In April, the U.S. Supreme Court made a strong statement against “bad patents” (patents granted despite failing the tests of patentability) and in support of the integrity of America’s patent system.
In a 7-2 ruling little noted outside the rarified world of intellectual property law, the justices reaffirmed the process that the Patent and Trademark Office (PTO) uses to take another look and eliminate bad patents. Meanwhile, some in Congress want to weaken this critical safeguard.
The legal issue in Thryv Inc. v. Click-to-Call Technologies was simple: Could a court overturn the PTO’s determination that a deadline had not passed for challenging a bad patent?
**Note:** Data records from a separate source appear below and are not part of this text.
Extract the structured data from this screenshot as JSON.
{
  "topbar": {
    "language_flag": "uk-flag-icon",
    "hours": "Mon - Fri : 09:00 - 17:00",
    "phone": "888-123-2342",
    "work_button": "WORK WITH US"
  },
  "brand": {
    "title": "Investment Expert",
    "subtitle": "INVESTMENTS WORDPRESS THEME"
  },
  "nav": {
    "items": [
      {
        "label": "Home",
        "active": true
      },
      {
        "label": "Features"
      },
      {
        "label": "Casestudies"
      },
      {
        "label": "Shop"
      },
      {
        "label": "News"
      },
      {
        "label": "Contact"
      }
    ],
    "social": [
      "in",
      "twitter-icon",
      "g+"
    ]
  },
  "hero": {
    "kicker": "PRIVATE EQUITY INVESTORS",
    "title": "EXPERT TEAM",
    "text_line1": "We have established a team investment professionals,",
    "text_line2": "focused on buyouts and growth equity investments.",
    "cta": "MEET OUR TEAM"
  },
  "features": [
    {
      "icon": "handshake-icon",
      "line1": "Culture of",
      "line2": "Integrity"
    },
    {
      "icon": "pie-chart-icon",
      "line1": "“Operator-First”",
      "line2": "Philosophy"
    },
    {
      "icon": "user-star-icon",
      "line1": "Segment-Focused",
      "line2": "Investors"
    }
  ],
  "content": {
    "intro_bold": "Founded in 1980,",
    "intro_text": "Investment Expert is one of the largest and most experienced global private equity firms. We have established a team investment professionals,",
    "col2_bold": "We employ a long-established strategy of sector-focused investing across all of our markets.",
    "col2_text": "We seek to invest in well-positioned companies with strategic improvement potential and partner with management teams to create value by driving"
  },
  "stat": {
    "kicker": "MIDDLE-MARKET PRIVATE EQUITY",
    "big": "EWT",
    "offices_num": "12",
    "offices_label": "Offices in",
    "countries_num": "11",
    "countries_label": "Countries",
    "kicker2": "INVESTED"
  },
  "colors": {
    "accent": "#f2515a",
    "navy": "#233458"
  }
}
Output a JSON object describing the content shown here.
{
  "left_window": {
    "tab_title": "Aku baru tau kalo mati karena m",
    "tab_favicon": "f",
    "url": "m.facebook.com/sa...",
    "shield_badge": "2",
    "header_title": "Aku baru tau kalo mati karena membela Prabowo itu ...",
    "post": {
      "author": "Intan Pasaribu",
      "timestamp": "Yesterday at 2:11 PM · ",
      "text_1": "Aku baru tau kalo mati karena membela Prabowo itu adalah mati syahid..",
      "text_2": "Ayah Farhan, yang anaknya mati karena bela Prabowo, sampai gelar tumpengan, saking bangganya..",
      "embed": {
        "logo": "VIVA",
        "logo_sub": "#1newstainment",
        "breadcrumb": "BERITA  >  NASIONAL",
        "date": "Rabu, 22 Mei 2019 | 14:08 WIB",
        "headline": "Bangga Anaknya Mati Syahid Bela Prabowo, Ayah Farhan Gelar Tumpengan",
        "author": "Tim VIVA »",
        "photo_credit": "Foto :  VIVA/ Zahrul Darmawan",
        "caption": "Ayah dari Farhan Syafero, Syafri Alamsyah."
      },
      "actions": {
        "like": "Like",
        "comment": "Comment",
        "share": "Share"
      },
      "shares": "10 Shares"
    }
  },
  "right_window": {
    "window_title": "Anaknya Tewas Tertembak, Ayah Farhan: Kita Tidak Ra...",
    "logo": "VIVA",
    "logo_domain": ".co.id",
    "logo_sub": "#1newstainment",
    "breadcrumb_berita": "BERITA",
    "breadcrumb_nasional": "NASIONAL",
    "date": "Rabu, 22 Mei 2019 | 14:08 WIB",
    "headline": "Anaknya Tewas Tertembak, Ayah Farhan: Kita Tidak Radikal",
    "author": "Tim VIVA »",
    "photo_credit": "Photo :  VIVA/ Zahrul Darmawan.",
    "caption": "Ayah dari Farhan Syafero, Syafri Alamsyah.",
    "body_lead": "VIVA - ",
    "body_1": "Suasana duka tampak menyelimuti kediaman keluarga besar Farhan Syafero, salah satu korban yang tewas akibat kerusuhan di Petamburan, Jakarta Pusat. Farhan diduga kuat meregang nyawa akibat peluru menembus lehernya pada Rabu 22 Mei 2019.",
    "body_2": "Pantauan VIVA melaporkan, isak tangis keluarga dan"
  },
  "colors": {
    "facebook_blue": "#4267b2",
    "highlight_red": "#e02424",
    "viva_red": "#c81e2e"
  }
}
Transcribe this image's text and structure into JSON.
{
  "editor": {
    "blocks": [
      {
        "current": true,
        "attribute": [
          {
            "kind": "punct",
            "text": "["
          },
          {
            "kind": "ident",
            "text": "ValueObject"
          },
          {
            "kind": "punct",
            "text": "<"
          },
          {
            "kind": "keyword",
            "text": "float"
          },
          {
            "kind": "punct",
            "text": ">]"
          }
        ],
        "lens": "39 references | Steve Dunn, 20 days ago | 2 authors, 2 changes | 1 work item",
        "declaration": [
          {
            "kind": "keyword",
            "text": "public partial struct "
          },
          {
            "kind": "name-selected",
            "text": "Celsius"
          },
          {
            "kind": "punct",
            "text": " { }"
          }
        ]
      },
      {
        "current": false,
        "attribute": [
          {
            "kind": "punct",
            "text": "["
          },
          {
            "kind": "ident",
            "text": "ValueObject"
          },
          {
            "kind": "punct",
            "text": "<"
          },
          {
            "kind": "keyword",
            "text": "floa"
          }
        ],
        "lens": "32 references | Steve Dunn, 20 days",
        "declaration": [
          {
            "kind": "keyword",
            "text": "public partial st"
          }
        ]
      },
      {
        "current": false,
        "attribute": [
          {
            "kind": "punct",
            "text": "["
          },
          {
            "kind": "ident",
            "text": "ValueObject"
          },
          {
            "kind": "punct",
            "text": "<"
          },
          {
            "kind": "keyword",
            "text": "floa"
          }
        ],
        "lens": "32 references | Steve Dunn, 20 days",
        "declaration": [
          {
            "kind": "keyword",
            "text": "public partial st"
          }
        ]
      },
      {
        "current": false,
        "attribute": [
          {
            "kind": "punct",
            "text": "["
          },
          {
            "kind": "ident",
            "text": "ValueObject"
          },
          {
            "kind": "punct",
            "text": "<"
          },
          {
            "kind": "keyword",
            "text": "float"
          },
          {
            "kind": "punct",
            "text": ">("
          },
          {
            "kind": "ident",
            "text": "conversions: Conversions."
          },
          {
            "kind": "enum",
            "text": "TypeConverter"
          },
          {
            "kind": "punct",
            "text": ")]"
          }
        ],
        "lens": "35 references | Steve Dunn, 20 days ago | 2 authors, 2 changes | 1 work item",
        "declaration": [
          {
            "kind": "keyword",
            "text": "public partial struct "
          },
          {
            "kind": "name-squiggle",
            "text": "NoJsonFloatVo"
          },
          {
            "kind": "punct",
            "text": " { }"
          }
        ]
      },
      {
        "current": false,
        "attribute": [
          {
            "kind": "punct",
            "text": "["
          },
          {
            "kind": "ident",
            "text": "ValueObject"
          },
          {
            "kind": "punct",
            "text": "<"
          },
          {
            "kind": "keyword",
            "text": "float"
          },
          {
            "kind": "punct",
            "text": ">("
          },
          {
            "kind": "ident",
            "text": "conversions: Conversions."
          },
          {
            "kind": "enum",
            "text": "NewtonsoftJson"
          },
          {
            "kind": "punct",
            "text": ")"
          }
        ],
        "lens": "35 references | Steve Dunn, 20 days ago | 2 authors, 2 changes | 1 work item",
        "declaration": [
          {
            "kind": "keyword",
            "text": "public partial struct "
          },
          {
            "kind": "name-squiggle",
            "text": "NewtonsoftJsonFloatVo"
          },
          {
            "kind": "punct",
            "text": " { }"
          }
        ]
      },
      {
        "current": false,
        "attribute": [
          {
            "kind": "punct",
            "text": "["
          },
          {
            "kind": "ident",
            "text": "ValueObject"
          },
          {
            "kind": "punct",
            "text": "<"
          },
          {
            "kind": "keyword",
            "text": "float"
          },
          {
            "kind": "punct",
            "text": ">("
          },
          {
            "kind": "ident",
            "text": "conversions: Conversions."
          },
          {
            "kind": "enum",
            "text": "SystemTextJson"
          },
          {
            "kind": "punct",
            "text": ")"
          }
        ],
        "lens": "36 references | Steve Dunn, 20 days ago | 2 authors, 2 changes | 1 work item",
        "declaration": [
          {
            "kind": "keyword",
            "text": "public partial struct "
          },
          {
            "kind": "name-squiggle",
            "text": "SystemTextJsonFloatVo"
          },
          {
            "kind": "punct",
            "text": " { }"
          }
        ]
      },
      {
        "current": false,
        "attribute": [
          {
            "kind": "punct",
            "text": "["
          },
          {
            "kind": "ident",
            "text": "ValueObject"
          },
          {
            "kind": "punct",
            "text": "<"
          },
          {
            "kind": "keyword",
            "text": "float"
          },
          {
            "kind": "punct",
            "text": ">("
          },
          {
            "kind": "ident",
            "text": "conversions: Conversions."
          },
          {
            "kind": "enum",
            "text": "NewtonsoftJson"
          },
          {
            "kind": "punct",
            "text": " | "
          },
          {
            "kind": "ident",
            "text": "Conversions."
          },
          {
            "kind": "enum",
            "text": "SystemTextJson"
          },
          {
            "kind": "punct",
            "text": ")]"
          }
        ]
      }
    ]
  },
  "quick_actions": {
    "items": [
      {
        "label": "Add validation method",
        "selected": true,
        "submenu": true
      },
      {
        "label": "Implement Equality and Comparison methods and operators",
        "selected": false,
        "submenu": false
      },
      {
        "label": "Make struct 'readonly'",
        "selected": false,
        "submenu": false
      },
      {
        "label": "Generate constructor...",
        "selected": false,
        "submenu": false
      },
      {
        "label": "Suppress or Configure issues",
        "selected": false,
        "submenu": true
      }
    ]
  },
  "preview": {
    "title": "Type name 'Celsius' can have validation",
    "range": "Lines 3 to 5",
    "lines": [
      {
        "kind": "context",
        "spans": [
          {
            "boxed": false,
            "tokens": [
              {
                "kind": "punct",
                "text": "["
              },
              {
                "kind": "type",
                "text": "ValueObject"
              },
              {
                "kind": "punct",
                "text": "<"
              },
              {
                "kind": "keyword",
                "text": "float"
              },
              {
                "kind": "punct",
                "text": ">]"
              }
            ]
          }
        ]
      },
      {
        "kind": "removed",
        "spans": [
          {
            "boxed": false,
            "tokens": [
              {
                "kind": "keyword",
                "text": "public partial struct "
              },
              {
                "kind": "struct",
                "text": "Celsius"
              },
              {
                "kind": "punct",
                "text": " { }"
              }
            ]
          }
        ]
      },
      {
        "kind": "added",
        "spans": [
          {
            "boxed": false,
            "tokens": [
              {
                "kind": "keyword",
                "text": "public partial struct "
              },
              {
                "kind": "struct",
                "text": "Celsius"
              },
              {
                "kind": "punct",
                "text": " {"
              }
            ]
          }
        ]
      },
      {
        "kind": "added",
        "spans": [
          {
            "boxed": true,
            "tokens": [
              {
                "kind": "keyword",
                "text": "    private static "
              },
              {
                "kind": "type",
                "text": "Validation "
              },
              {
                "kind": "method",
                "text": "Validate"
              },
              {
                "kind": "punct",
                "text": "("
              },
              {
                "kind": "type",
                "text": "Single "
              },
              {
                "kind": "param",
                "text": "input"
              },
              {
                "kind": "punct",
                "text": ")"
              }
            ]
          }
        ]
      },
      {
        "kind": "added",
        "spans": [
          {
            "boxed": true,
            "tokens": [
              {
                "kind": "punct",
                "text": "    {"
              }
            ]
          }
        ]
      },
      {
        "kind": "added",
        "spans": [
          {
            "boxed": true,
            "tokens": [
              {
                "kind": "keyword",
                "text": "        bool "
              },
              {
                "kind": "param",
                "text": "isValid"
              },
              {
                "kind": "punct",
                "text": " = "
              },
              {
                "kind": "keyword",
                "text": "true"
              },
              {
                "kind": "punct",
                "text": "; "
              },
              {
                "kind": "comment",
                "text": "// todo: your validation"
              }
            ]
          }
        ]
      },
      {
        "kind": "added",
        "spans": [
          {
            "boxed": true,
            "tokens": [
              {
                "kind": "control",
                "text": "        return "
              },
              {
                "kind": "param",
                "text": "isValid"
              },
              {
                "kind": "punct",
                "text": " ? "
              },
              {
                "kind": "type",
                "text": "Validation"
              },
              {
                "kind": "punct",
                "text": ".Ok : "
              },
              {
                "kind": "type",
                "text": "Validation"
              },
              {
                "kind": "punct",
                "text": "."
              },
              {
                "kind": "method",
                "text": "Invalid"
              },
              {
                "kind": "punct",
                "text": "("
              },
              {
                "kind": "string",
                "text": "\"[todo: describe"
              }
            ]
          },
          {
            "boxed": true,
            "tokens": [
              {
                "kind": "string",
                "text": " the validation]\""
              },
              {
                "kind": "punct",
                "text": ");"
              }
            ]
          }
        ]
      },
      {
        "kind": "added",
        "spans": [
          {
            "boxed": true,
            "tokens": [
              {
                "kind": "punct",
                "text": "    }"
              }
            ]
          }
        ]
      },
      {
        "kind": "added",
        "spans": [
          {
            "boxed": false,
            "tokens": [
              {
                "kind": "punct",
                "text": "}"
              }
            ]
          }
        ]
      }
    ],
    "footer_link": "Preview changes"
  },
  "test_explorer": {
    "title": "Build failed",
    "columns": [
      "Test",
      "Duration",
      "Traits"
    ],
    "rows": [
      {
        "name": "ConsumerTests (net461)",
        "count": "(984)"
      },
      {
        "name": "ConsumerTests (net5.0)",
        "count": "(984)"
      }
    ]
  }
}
The inter partes review (IPR) established under the 2011 America Invents Act, created a new process for challenging the validity of bad patent claims before the PTO. If the PTO finds the petition has merit and certain additional criteria are met (for example, as was at issue in Thryv, the petition must be filed before a non-appealable deadline), an IPR proceeding begins before the PTO’s Patent Trial and Appeal Board (PTAB). With the petitioner and patentholder’s participation, the PTAB holds a hearing to determine if the challenged patent claims are valid.
The Supreme Court decided that overturning the ruling on deadlines “would unwind agency proceedings determining patentability and leave bad patents enforceable.”
An Important Message From Ginsburg
Justice Ruth Bader Ginsburg’s decision delivered an important message. At a time when some on Capitol Hill deny that there are “bad patents” and want to “reform” IPR to the point of making it useless, a Supreme Court decision that spans ideological differences among the court’s members affirms that there are bad patents and IPR is needed to fix them.
Bad patents are often used to threaten or file dubious litigation. Such predatory patent litigation hurts no part of our economy more than small American manufacturers, who are often thinly capitalized. When launching new products, they face start-up costs (including for R&D, building or expanding a fabrication facility, hiring additional workers and creating distribution systems) that stretch their limited resources.
So, just as they are about to make their greatest contribution to the future of our country, they become uniquely vulnerable to these rent-seeking patent plaintiffs. A firm is faced with a choice of paying up in a quick settlement in a case that relies on an invalid patent or diverting time and attention to an expensive and prolonged legal battle.
If it chooses the former, bad patents remain in the system to threaten other firms for a quick payday. If it chooses the latter, the typical patent suit takes five years and over $3 million to litigate. Meanwhile, the firm suffers and the resulting costs and delays could put it out of business.
U.S. manufacturing has been in an economic slump. Over the last 15 years, the U.S. percentage of GDP from manufacturing has shrunk from 13% to 11%. The current coronavirus crisis is laying bare this reality and everyone is realizing the importance of U.S. manufacturing—to critical infrastructure, public safety and even national strategic power.
IPR is needed now more than ever to unleash the innovative potential of U.S manufacturing. It is not the time to backslide and return to the time where a predatory patent litigant can use bad patents to give U.S. manufacturers a highwayman’s choice—their money or their business.
As the nation starts to emerge from its shutdown economy, Congress should listen to Justice Ginsburg. As she wrote in her decision, “[b]y providing inter partes review, Congress, concerned about overpatenting and its diminishment of competition, sought to weed out bad patent claims efficiently.”
America should be guided by this wisdom and preserve IPR. Bad patents hurt everyone.
This column does not necessarily reflect the opinion of The Bureau of National Affairs, Inc. or its owners.
Beau Phillips is executive director of US*MADE, a coalition of manufacturers working to protect U.S. employers from abusive patent litigation.